Work request. Going through the entries below, copy out each line that contains "number".

Records from a dataset.

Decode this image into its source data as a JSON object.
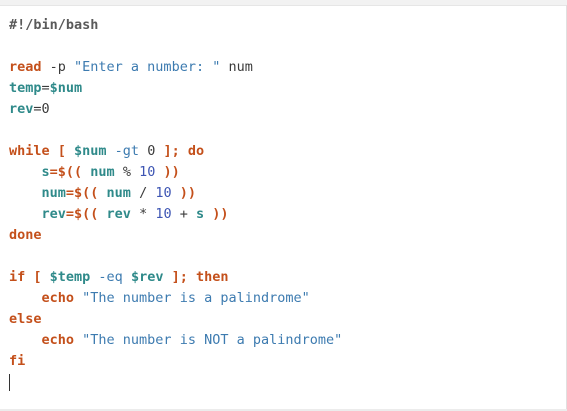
{
  "editor": {
    "lines": {
      "l1": {
        "shebang": "#!/bin/bash"
      },
      "l3": {
        "kw": "read",
        "opt": " -p ",
        "str": "\"Enter a number: \"",
        "arg": " num"
      },
      "l4": {
        "var": "temp",
        "eq": "=",
        "val": "$num"
      },
      "l5": {
        "var": "rev",
        "eq": "=",
        "num": "0"
      },
      "l7": {
        "kw1": "while",
        "b1": " [ ",
        "var": "$num",
        "op": " -gt ",
        "num": "0",
        "b2": " ]; ",
        "kw2": "do"
      },
      "l8": {
        "indent": "    ",
        "var": "s",
        "b1": "=$(( ",
        "var2": "num",
        "op": " % ",
        "num": "10",
        "b2": " ))"
      },
      "l9": {
        "indent": "    ",
        "var": "num",
        "b1": "=$(( ",
        "var2": "num",
        "op": " / ",
        "num": "10",
        "b2": " ))"
      },
      "l10": {
        "indent": "    ",
        "var": "rev",
        "b1": "=$(( ",
        "var2": "rev",
        "op": " * ",
        "num": "10",
        "plus": " + ",
        "var3": "s",
        "b2": " ))"
      },
      "l11": {
        "kw": "done"
      },
      "l13": {
        "kw1": "if",
        "b1": " [ ",
        "var": "$temp",
        "op": " -eq ",
        "var2": "$rev",
        "b2": " ]; ",
        "kw2": "then"
      },
      "l14": {
        "indent": "    ",
        "kw": "echo",
        "str": " \"The number is a palindrome\""
      },
      "l15": {
        "kw": "else"
      },
      "l16": {
        "indent": "    ",
        "kw": "echo",
        "str": " \"The number is NOT a palindrome\""
      },
      "l17": {
        "kw": "fi"
      }
    }
  }
}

Solution to the exercise.
        "str": "\"Enter a number: \"",
        "str": " \"The number is a palindrome\""
        "str": " \"The number is NOT a palindrome\""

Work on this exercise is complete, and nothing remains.